How do you contrast the AAII data with the continuous bullishness of the CBOE P/C and the ISEE figures?

(Maybe the put buyers are buying double and triple inverse ETFs or is that wishful thinking?)

I still don't get the feeling that all longs have capitulated or people (especially CNBC) have stopped trying to pick bottom.

One scenario, I think may unfold, a rapid rally (10-15%) going into Thursday/early Friday based on mark to market hoopla and (false) calls of bottom, then a washout trade early next week to retest lows.

All the best.

TC said...

Here's my read on the CBOE Put/Call Ratio. The elevated Call buying registering over the past month or so largely represents hedging of short positions in underlying equities. The fact this hedging is considerably more pronounced than any time over the past year indicates a relative excess of short positions — indeed, an imbalance — that, although currently the strong trade, is more widely regarded as subject to being attacked and reversed, simply because the probability selling over the past ten months will persist lessens as prices continue lower. Surely, there are a growing number of players who recognize a host of budding opportunities at presently depressed levels. Surely, too, positions are being built as a consequence. So, the extent to which prices can be pushed lower, those players whose actions serve to do so are more actively hedging their positions, recognizing (quite rationally) the growing likelihood the long side eventually will not only step in and defend their positions, but might also aggressively add to them.

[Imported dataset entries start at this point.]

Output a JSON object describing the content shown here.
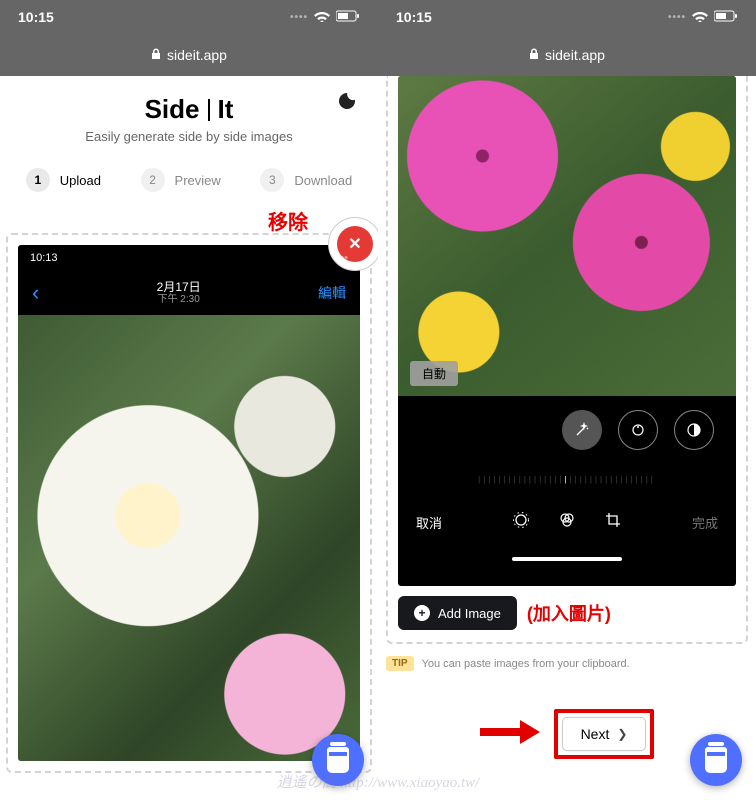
{
  "status": {
    "time": "10:15",
    "url": "sideit.app"
  },
  "left": {
    "title_a": "Side",
    "title_b": "It",
    "subtitle": "Easily generate side by side images",
    "steps": [
      {
        "num": "1",
        "label": "Upload"
      },
      {
        "num": "2",
        "label": "Preview"
      },
      {
        "num": "3",
        "label": "Download"
      }
    ],
    "remove_annotation": "移除",
    "inner": {
      "time": "10:13",
      "date": "2月17日",
      "time_sub": "下午 2:30",
      "back": "‹",
      "edit": "編輯"
    }
  },
  "right": {
    "auto_label": "自動",
    "cancel": "取消",
    "done": "完成",
    "add_image": "Add Image",
    "add_annotation": "(加入圖片)",
    "tip_badge": "TIP",
    "tip_text": "You can paste images from your clipboard.",
    "next": "Next"
  },
  "watermark": "逍遙の窩  http://www.xiaoyao.tw/"
}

Thus, the unusual measure of Call buying registering over the past month or so is seen as elevated short equity position hedging rather than unwarranted speculation anticipating a general turn higher in the market. That this presumed hedging is more elevated than at any time over the past ten months indicates smart money earns its keep not being stupid.

Per the persistence of CNBC's bottom calling, I have some thoughts on this. For now, just consider how useful this will prove were a massive short squeeze manufactured, lifting indexes 50% or more over a period of days, after which another 20-25% over some months is affected, resulting in a transfer of shares from strong hands to weak.

Given current conditions, I do not think this possibility is at all unlikely.